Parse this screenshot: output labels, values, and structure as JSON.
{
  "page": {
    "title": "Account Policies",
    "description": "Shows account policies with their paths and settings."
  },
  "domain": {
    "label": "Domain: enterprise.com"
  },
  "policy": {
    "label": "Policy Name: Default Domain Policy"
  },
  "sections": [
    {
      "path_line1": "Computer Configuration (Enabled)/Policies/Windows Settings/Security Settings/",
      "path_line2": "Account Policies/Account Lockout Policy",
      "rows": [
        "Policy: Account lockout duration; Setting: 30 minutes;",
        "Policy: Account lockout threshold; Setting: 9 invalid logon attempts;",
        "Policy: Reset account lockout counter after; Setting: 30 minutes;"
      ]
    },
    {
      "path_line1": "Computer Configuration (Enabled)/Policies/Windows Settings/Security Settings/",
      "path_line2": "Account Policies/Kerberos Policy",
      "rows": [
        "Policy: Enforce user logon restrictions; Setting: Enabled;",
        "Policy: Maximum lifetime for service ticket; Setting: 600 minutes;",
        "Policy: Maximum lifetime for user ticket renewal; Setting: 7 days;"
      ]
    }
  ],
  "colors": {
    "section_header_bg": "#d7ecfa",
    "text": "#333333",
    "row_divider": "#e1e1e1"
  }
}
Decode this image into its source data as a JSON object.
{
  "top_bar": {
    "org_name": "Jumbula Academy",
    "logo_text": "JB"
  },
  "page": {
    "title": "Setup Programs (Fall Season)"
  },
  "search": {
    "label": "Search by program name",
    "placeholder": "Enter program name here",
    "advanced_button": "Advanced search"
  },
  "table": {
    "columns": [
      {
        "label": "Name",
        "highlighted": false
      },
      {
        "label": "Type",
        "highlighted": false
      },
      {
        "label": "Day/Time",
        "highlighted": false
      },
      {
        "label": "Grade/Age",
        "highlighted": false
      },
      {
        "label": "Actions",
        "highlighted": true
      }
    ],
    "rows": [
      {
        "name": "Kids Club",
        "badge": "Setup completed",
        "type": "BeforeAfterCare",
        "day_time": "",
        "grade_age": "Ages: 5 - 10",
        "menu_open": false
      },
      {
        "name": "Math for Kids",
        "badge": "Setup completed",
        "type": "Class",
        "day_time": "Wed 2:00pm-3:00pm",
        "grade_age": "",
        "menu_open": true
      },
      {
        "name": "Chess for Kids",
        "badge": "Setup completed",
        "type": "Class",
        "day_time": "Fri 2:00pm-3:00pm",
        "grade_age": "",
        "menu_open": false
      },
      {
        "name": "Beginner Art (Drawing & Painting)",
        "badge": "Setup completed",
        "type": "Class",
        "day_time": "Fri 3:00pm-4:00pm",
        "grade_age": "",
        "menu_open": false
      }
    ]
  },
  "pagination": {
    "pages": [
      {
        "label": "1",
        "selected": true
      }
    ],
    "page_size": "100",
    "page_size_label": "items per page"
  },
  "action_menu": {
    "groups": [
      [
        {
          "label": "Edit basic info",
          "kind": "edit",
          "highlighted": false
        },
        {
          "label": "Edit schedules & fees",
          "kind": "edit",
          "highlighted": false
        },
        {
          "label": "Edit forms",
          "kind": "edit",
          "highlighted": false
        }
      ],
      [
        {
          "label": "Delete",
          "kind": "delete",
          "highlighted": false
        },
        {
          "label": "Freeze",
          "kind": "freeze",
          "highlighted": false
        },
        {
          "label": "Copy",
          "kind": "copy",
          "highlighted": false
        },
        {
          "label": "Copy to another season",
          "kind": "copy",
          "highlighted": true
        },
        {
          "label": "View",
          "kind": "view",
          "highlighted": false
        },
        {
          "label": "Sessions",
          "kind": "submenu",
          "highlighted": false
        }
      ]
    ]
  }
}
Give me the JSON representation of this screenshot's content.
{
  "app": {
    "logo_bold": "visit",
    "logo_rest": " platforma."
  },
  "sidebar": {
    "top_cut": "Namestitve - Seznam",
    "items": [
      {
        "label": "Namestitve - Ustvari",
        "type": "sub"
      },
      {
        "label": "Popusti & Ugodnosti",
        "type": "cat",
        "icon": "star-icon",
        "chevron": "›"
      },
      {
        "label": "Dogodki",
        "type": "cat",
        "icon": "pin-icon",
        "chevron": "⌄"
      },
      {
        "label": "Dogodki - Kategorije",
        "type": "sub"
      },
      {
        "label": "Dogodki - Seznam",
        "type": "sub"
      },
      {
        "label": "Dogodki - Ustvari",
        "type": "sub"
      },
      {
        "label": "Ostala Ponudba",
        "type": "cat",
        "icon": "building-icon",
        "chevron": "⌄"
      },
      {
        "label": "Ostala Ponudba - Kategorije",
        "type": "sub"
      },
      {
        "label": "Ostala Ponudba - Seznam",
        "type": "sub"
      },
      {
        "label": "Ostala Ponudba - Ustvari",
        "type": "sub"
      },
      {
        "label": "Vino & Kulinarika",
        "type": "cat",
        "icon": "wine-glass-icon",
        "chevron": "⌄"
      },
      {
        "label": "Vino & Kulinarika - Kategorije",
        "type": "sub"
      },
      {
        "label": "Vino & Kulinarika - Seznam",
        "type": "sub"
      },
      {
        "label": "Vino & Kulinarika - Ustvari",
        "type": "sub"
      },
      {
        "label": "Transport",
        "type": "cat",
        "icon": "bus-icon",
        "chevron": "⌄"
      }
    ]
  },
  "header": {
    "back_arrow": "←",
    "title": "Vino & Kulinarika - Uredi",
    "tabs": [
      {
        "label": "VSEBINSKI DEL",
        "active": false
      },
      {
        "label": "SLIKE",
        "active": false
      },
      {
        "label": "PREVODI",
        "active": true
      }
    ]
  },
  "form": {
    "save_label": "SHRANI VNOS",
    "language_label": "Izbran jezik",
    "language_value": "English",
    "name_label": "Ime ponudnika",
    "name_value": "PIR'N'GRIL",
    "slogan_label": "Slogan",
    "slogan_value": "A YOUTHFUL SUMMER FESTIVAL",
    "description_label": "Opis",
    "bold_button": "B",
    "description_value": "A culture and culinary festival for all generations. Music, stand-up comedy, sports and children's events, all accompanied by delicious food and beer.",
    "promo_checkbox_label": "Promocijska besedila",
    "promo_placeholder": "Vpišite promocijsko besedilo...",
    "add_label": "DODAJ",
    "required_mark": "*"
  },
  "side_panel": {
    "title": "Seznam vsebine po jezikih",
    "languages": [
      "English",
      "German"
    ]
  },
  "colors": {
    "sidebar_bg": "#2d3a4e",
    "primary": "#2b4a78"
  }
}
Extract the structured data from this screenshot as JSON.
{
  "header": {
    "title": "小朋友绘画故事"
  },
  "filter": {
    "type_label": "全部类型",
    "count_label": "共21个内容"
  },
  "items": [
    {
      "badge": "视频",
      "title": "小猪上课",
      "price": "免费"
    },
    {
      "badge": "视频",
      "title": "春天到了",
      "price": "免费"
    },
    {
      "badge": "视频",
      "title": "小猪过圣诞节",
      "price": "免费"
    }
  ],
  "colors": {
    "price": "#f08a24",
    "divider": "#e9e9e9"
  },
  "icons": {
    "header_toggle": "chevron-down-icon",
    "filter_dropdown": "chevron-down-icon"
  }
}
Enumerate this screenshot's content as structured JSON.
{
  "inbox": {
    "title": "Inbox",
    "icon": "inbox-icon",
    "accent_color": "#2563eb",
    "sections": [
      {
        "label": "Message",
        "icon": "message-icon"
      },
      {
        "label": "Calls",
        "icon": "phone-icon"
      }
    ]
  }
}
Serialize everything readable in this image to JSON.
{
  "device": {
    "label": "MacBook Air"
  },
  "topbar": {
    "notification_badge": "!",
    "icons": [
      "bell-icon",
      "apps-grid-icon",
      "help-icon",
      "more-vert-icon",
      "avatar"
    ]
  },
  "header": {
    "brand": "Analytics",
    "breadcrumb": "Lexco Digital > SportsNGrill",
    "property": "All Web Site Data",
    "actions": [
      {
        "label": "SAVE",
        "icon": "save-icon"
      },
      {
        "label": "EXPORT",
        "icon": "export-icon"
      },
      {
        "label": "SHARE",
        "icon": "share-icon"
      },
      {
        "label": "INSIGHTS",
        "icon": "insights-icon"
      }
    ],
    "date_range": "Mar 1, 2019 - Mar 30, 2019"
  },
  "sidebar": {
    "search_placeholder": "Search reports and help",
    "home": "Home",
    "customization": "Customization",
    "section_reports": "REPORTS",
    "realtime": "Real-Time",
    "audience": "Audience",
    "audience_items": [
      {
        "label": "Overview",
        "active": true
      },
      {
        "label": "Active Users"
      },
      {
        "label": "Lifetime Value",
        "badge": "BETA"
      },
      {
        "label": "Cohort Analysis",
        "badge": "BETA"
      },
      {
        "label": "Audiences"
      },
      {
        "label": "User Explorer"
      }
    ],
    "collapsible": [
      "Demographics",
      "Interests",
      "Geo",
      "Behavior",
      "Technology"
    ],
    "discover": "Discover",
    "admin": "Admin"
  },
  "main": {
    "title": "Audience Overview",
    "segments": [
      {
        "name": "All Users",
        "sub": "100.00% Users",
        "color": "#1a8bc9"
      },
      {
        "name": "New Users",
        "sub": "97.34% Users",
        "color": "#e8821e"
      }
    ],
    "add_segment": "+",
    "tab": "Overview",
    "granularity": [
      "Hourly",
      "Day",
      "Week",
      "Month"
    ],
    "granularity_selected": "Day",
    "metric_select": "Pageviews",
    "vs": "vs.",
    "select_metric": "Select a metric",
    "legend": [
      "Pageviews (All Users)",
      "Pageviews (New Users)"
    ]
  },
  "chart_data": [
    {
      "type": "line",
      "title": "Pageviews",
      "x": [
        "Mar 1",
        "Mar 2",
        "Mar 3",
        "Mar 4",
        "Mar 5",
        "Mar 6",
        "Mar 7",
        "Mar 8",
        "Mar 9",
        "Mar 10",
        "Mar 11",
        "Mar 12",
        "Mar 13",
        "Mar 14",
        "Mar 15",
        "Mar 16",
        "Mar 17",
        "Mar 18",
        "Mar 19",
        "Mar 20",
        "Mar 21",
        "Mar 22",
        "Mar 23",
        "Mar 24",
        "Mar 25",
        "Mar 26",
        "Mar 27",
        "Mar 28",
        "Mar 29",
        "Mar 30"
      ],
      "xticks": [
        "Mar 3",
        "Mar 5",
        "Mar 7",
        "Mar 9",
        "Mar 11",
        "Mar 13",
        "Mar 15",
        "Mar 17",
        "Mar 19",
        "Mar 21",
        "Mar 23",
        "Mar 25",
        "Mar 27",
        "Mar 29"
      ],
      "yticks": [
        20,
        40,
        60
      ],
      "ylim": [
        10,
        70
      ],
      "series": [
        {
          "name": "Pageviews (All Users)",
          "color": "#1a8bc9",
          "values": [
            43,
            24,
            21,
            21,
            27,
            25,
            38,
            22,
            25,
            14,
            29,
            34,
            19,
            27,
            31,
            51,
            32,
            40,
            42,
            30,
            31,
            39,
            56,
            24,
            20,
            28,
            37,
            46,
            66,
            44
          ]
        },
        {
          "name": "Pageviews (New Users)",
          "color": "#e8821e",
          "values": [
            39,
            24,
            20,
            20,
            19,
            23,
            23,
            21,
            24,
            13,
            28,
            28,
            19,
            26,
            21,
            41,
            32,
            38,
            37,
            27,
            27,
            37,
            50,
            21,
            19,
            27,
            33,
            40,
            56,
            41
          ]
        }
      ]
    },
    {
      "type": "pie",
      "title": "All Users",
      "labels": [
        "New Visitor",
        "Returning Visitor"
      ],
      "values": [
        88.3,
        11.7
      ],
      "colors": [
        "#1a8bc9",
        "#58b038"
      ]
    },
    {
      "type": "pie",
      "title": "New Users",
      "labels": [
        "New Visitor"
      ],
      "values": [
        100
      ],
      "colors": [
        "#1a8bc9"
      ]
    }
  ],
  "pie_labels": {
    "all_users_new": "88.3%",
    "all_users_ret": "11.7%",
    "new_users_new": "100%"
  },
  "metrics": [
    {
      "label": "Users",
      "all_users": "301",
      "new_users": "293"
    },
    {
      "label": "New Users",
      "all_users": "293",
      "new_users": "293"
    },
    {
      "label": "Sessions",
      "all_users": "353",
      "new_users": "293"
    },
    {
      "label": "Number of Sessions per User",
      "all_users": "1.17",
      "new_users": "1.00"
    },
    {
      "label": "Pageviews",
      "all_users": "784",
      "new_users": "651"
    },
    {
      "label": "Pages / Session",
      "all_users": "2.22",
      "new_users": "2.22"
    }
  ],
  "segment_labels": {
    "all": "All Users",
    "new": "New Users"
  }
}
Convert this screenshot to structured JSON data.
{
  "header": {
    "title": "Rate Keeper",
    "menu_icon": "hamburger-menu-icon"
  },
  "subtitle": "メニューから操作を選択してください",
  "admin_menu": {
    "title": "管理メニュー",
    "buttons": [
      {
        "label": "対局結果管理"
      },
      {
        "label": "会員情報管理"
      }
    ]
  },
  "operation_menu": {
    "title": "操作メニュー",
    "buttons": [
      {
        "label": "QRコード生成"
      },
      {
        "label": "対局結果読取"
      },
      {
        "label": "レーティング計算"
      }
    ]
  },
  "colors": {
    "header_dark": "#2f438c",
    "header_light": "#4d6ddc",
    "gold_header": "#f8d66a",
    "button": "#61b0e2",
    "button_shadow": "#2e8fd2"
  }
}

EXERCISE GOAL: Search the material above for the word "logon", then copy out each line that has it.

SOLUTION FOR THIS TASK:
        "Policy: Account lockout threshold; Setting: 9 invalid logon attempts;",
        "Policy: Enforce user logon restrictions; Setting: Enabled;",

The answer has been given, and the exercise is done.